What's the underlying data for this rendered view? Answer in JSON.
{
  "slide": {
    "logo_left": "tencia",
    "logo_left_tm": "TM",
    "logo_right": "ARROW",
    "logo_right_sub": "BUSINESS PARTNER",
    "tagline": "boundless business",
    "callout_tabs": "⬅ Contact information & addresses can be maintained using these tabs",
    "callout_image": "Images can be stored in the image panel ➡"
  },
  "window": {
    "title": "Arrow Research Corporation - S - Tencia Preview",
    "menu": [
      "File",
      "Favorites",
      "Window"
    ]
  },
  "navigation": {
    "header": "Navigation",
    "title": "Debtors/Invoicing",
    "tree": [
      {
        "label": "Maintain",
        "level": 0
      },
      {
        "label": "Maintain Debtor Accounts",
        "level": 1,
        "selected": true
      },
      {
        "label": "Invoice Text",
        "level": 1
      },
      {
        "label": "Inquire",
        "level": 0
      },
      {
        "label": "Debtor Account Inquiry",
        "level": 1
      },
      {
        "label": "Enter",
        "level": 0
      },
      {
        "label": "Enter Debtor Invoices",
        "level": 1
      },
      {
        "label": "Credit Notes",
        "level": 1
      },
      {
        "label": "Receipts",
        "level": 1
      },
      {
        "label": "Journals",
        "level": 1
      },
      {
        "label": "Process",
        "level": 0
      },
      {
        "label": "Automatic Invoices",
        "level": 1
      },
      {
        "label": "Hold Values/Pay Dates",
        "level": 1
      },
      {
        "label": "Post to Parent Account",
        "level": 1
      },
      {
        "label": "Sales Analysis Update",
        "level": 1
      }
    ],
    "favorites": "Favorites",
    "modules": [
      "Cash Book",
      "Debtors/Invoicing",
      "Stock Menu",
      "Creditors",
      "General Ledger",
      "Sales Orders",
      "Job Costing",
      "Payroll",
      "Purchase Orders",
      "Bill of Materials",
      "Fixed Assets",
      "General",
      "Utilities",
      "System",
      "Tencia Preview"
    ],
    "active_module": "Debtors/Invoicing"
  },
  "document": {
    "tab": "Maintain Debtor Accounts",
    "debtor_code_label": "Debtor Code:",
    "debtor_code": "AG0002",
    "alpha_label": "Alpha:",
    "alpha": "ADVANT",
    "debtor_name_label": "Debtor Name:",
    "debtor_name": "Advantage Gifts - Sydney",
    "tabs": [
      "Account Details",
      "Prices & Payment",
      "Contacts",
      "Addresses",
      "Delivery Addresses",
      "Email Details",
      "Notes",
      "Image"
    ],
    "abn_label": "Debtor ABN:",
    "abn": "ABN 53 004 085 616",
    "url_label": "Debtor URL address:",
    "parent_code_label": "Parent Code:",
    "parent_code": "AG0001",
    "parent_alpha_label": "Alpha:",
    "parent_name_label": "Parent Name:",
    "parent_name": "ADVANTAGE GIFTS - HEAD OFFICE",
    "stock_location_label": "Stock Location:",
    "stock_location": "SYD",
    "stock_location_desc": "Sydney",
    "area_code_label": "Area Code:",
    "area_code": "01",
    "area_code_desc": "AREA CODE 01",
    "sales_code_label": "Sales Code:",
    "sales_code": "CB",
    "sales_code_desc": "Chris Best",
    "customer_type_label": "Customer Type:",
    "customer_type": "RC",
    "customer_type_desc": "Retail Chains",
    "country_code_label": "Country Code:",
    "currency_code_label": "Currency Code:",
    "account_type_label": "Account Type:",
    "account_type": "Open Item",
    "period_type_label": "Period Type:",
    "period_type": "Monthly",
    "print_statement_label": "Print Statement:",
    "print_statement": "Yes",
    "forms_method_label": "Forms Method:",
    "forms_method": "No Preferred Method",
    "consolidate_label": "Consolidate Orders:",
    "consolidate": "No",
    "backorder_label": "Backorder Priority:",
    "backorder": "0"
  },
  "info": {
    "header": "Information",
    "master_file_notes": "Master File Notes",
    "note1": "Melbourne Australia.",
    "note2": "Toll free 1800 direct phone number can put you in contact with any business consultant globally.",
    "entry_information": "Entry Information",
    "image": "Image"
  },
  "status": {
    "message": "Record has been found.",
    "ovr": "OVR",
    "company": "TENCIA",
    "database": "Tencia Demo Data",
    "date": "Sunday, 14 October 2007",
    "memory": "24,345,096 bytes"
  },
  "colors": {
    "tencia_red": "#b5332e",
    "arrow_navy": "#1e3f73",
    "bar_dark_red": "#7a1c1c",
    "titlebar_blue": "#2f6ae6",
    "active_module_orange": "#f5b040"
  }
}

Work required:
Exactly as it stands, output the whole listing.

Task result:
What's the underlying data for this rendered view? Answer in JSON.
{
  "slide": {
    "logo_left": "tencia",
    "logo_left_tm": "TM",
    "logo_right": "ARROW",
    "logo_right_sub": "BUSINESS PARTNER",
    "tagline": "boundless business",
    "callout_tabs": "⬅ Contact information & addresses can be maintained using these tabs",
    "callout_image": "Images can be stored in the image panel ➡"
  },
  "window": {
    "title": "Arrow Research Corporation - S - Tencia Preview",
    "menu": [
      "File",
      "Favorites",
      "Window"
    ]
  },
  "navigation": {
    "header": "Navigation",
    "title": "Debtors/Invoicing",
    "tree": [
      {
        "label": "Maintain",
        "level": 0
      },
      {
        "label": "Maintain Debtor Accounts",
        "level": 1,
        "selected": true
      },
      {
        "label": "Invoice Text",
        "level": 1
      },
      {
        "label": "Inquire",
        "level": 0
      },
      {
        "label": "Debtor Account Inquiry",
        "level": 1
      },
      {
        "label": "Enter",
        "level": 0
      },
      {
        "label": "Enter Debtor Invoices",
        "level": 1
      },
      {
        "label": "Credit Notes",
        "level": 1
      },
      {
        "label": "Receipts",
        "level": 1
      },
      {
        "label": "Journals",
        "level": 1
      },
      {
        "label": "Process",
        "level": 0
      },
      {
        "label": "Automatic Invoices",
        "level": 1
      },
      {
        "label": "Hold Values/Pay Dates",
        "level": 1
      },
      {
        "label": "Post to Parent Account",
        "level": 1
      },
      {
        "label": "Sales Analysis Update",
        "level": 1
      }
    ],
    "favorites": "Favorites",
    "modules": [
      "Cash Book",
      "Debtors/Invoicing",
      "Stock Menu",
      "Creditors",
      "General Ledger",
      "Sales Orders",
      "Job Costing",
      "Payroll",
      "Purchase Orders",
      "Bill of Materials",
      "Fixed Assets",
      "General",
      "Utilities",
      "System",
      "Tencia Preview"
    ],
    "active_module": "Debtors/Invoicing"
  },
  "document": {
    "tab": "Maintain Debtor Accounts",
    "debtor_code_label": "Debtor Code:",
    "debtor_code": "AG0002",
    "alpha_label": "Alpha:",
    "alpha": "ADVANT",
    "debtor_name_label": "Debtor Name:",
    "debtor_name": "Advantage Gifts - Sydney",
    "tabs": [
      "Account Details",
      "Prices & Payment",
      "Contacts",
      "Addresses",
      "Delivery Addresses",
      "Email Details",
      "Notes",
      "Image"
    ],
    "abn_label": "Debtor ABN:",
    "abn": "ABN 53 004 085 616",
    "url_label": "Debtor URL address:",
    "parent_code_label": "Parent Code:",
    "parent_code": "AG0001",
    "parent_alpha_label": "Alpha:",
    "parent_name_label": "Parent Name:",
    "parent_name": "ADVANTAGE GIFTS - HEAD OFFICE",
    "stock_location_label": "Stock Location:",
    "stock_location": "SYD",
    "stock_location_desc": "Sydney",
    "area_code_label": "Area Code:",
    "area_code": "01",
    "area_code_desc": "AREA CODE 01",
    "sales_code_label": "Sales Code:",
    "sales_code": "CB",
    "sales_code_desc": "Chris Best",
    "customer_type_label": "Customer Type:",
    "customer_type": "RC",
    "customer_type_desc": "Retail Chains",
    "country_code_label": "Country Code:",
    "currency_code_label": "Currency Code:",
    "account_type_label": "Account Type:",
    "account_type": "Open Item",
    "period_type_label": "Period Type:",
    "period_type": "Monthly",
    "print_statement_label": "Print Statement:",
    "print_statement": "Yes",
    "forms_method_label": "Forms Method:",
    "forms_method": "No Preferred Method",
    "consolidate_label": "Consolidate Orders:",
    "consolidate": "No",
    "backorder_label": "Backorder Priority:",
    "backorder": "0"
  },
  "info": {
    "header": "Information",
    "master_file_notes": "Master File Notes",
    "note1": "Melbourne Australia.",
    "note2": "Toll free 1800 direct phone number can put you in contact with any business consultant globally.",
    "entry_information": "Entry Information",
    "image": "Image"
  },
  "status": {
    "message": "Record has been found.",
    "ovr": "OVR",
    "company": "TENCIA",
    "database": "Tencia Demo Data",
    "date": "Sunday, 14 October 2007",
    "memory": "24,345,096 bytes"
  },
  "colors": {
    "tencia_red": "#b5332e",
    "arrow_navy": "#1e3f73",
    "bar_dark_red": "#7a1c1c",
    "titlebar_blue": "#2f6ae6",
    "active_module_orange": "#f5b040"
  }
}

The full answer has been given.